Outdoor Supacentre Pty Ltd, trading as 4WD Supacentre, has copped a penalty of $302,500 for sending over 83,000 marketing text messages in breach of Australian spam laws.
An investigation by the Australian Communications and Media Authority (ACMA) revealed that between December 2022 and May 2023, Outdoor Supacentre sent 81,698 unsolicited text messages and 1,575 texts to customers who had previously opted out.
ACMA member Samantha Yorke said Australians are becoming increasingly frustrated about receiving commercial promotions from companies without their agreement. In the 11 months before opening its formal investigation, the ACMA sent five spam compliance alerts to Outdoor Supacentre after receiving consumer complaints.
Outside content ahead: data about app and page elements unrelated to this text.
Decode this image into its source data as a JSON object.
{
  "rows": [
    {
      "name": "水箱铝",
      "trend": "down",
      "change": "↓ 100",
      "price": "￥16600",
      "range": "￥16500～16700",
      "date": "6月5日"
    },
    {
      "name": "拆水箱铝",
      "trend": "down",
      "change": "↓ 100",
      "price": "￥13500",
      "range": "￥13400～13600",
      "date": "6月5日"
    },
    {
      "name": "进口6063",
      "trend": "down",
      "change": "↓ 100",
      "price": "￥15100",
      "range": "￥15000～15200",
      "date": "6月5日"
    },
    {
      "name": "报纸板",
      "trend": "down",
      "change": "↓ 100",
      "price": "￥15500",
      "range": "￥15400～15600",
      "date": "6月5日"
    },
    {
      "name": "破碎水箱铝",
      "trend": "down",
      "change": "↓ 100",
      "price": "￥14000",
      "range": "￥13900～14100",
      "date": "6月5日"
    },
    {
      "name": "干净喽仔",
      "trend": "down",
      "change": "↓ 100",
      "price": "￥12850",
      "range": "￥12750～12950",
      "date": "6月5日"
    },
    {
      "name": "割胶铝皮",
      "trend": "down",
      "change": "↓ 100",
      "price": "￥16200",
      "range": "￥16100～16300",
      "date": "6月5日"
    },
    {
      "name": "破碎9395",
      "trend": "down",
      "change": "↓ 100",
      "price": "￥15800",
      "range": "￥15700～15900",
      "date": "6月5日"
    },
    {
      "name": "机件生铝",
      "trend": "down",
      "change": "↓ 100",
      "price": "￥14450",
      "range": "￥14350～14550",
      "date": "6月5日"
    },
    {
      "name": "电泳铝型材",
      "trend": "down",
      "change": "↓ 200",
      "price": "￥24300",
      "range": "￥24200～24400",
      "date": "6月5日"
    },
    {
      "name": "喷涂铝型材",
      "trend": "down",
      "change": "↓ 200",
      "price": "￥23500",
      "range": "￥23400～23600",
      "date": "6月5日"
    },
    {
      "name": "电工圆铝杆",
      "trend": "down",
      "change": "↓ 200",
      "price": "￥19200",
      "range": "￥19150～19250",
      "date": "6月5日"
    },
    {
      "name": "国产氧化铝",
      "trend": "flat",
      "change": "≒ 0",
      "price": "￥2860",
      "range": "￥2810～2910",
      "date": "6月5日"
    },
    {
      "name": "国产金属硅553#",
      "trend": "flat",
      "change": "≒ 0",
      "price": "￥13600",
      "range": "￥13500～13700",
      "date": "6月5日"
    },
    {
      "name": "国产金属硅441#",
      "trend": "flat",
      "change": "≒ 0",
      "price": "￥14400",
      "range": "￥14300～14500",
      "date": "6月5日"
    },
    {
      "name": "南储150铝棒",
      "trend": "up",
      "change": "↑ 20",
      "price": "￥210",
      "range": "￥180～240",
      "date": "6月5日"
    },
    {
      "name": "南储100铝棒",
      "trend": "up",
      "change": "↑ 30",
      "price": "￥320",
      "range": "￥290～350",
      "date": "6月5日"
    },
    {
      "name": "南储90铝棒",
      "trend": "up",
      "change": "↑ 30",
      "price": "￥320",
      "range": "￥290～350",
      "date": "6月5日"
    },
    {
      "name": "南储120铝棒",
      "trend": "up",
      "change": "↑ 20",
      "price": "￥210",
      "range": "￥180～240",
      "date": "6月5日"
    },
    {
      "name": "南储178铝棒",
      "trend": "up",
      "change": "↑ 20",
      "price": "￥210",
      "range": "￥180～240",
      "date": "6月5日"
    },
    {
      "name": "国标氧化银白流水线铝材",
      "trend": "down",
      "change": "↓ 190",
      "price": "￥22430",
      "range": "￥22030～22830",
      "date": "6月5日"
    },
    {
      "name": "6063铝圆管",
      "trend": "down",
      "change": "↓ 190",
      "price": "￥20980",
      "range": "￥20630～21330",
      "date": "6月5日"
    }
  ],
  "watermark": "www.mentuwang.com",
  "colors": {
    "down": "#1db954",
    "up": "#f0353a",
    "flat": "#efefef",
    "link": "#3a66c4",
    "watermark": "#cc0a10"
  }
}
“Businesses have a responsibility not to send unwanted spam and also to respect people’s wishes when they ask to stop receiving these messages,” Ms Yorke said. “The alerts serve as a warning that businesses may have compliance issues with their e-marketing systems, so it’s disappointing that Outdoor Supacentre didn’t take the opportunity to adequately address the problems before we had to step in.”
Under spam regulations, businesses must obtain consent from recipients before sending e-marketing messages and include an unsubscribe option. Any unsubscribe requests must be processed within five business days.
In addition to the penalty, ACMA has secured a three-year court-enforceable undertaking from Outdoor Supacentre. This commitment involves appointing an independent consultant to review compliance with spam regulations and making necessary improvements, with regular reporting to ACMA.
“Any business that conducts e-marketing needs to follow the rules and the way you do that is by regularly reviewing your processes to ensure they remain within the law. Outdoor Supacentre used a third-party provider for elements of its marketing processes, but companies can’t outsource their compliance obligations,” Ms Yorke said.
Enforcement of the spam unsubscribe rules is one of the ACMA’s compliance priorities and over the last 18 months businesses have paid more than $12.5 million in penalties for breaches of the spam rules.